A strong, well-staffed, independent European Digital Services Coordinator could focus squarely on social media sites and search engines, dealing with issues specific to these types of platforms and their frequently changing design and technology. While knowledge of this could also be built up among existing regulators, a dedicated agency has the advantage of not being distracted by other regulatory tasks. New processes of knowledge-gathering and knowledge-sharing with external experts from a diverse set of fields could be implemented that might be harder to establish at 27 separate national regulators and the Commission. Crucially, a European DSC would allow the EU to speak with one voice when addressing big tech companies and it would prevent companies from settling in the country with a regulator most favorable to them.
The DSA draft contains important and ambitious rules for platforms. Policymakers in the EU should now work towards making the enforcement mechanism just as ambitious. But building a new agency such as a European DSC will face serious hurdles, including legal questions, and will not be completed overnight. Path dependencies in member states and at the EU level make any move towards a new agency difficult, as existing regulators and governments will likely cling to their power. This is visible, for example, in Germany. The country has taken a lead on platform regulation and now, state and federal actors are keen on keeping their own rules. These national efforts, however, are simultaneously innovative and short-sighted: Progressive rules for platforms are enforced by regulators having to multitask in various regulatory fields that are unrelated to platform oversight. The DSA risks reproducing this structure if it were enforced by national regulators and the Commission, which is a likely scenario.
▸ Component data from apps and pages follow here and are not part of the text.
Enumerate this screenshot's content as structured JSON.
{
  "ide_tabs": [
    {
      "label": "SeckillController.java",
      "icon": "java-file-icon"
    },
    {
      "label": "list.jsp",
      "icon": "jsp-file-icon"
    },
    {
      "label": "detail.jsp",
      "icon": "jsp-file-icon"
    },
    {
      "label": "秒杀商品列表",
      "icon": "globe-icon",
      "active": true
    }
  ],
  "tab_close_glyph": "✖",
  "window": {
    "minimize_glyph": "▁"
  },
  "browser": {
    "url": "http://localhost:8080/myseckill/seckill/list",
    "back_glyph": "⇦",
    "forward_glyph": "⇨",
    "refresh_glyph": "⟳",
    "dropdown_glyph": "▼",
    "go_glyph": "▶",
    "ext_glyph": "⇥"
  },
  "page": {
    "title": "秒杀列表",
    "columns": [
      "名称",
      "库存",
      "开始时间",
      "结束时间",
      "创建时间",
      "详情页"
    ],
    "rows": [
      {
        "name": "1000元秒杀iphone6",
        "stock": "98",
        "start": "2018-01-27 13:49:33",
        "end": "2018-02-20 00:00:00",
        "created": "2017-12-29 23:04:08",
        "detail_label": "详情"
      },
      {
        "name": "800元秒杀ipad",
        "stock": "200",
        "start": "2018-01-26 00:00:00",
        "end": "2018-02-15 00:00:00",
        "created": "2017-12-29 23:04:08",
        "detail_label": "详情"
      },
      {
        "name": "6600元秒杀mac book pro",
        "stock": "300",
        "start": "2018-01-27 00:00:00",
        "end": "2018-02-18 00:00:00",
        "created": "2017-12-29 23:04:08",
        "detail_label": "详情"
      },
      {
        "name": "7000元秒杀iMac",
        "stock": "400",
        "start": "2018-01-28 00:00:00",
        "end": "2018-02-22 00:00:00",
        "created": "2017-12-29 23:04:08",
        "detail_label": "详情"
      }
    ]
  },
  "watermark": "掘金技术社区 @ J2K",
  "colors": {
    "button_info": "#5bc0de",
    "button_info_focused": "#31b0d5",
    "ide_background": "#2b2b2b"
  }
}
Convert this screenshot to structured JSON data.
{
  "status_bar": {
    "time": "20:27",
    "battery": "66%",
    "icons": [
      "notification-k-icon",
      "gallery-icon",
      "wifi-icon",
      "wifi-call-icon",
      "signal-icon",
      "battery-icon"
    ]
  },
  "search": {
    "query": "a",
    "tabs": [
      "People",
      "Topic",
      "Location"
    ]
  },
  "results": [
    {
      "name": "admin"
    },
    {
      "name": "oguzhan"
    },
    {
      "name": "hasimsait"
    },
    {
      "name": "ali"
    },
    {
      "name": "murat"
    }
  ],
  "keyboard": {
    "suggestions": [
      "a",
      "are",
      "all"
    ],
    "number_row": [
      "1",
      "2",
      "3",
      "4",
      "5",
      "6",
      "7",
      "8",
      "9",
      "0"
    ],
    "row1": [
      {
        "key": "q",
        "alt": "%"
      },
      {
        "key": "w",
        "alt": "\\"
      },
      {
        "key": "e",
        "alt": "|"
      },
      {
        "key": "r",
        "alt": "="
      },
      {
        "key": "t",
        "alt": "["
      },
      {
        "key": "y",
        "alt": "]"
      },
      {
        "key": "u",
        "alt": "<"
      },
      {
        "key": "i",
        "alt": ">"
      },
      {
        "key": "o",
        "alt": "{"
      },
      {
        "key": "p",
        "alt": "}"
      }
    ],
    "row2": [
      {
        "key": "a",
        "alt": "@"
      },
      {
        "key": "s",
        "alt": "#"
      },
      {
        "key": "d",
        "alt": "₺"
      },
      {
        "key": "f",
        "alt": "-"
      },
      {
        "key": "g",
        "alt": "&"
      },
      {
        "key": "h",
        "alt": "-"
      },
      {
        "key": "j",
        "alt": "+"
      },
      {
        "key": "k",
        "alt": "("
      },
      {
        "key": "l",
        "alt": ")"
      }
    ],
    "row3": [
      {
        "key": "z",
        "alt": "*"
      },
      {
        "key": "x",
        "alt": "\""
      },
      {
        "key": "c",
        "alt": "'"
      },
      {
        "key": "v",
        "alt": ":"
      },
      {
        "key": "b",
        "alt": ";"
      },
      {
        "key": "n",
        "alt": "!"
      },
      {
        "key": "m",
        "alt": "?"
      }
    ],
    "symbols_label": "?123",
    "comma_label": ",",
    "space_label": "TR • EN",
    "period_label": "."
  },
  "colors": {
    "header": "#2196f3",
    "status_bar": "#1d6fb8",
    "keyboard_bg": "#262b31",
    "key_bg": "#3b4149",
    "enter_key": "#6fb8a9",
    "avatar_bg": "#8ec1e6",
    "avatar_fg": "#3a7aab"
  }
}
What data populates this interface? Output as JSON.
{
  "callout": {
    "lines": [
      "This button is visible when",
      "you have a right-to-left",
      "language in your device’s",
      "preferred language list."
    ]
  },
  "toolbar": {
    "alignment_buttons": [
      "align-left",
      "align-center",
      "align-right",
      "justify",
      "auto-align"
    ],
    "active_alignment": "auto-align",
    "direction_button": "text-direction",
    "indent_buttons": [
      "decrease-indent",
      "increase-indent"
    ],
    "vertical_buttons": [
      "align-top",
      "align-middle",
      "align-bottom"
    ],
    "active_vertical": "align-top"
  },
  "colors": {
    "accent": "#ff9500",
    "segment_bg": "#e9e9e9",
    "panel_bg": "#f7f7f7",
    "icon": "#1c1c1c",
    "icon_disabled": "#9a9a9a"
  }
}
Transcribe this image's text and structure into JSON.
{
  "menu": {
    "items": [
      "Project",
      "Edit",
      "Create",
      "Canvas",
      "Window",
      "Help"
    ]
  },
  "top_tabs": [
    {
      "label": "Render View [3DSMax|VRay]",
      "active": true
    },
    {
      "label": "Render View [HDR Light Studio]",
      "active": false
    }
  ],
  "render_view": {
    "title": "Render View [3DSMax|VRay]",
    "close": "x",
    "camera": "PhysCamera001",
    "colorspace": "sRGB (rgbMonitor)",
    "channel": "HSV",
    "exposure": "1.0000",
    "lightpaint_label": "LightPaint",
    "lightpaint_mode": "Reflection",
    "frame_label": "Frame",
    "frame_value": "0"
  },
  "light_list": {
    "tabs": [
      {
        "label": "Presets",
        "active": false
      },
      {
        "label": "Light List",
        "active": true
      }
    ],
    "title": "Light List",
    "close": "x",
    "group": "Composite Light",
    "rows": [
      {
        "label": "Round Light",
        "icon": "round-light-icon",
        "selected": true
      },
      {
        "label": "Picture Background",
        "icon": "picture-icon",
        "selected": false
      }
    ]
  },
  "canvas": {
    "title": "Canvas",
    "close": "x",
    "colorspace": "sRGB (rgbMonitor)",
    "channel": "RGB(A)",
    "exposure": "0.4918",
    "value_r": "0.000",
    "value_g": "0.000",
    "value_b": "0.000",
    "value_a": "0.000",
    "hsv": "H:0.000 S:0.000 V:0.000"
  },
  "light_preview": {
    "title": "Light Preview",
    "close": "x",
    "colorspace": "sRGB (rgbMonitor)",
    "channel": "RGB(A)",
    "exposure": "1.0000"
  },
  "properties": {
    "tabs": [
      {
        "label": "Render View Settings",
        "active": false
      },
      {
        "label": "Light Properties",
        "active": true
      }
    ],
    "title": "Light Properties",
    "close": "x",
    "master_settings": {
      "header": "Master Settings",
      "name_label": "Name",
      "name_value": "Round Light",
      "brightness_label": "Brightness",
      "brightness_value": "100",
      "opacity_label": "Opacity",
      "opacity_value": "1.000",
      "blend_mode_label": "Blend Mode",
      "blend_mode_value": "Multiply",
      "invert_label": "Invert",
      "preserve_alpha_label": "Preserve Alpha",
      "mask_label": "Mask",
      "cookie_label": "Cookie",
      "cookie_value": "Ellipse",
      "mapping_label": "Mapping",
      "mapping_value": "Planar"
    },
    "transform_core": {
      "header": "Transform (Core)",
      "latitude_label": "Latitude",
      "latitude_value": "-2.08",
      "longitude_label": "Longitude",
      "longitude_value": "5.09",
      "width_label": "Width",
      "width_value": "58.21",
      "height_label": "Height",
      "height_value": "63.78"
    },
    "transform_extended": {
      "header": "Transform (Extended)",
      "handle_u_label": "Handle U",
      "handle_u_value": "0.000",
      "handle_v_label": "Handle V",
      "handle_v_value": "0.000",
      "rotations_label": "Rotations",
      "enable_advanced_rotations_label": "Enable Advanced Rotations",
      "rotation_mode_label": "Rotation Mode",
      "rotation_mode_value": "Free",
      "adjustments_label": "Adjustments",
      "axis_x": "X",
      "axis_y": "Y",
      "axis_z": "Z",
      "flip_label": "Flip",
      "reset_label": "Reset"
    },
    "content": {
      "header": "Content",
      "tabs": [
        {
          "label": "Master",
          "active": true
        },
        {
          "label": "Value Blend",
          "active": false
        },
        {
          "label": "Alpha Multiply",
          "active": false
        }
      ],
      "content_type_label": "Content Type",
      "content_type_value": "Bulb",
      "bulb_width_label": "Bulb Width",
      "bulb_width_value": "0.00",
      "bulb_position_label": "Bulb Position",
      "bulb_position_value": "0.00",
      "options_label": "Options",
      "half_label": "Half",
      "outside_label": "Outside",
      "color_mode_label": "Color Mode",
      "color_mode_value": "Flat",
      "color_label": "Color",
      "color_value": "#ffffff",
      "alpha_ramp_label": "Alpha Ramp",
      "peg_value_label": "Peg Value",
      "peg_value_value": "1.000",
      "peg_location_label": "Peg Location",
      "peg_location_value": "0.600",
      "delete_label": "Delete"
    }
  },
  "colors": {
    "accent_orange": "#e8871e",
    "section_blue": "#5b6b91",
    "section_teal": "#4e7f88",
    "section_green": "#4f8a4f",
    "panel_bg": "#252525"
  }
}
Even if this system might work, the DSA should be seen as an opportunity to evaluate how much longer legacy regulators can be retrofitted to address platform issues and enforce new rules.
Future discussions about the DSA and its enforcement should include considerations of a dedicated, specialized EU agency that can focus solely on ensuring transparency and accountability for corporate decisions that shape the architecture of digital information spaces for millions of people in the EU.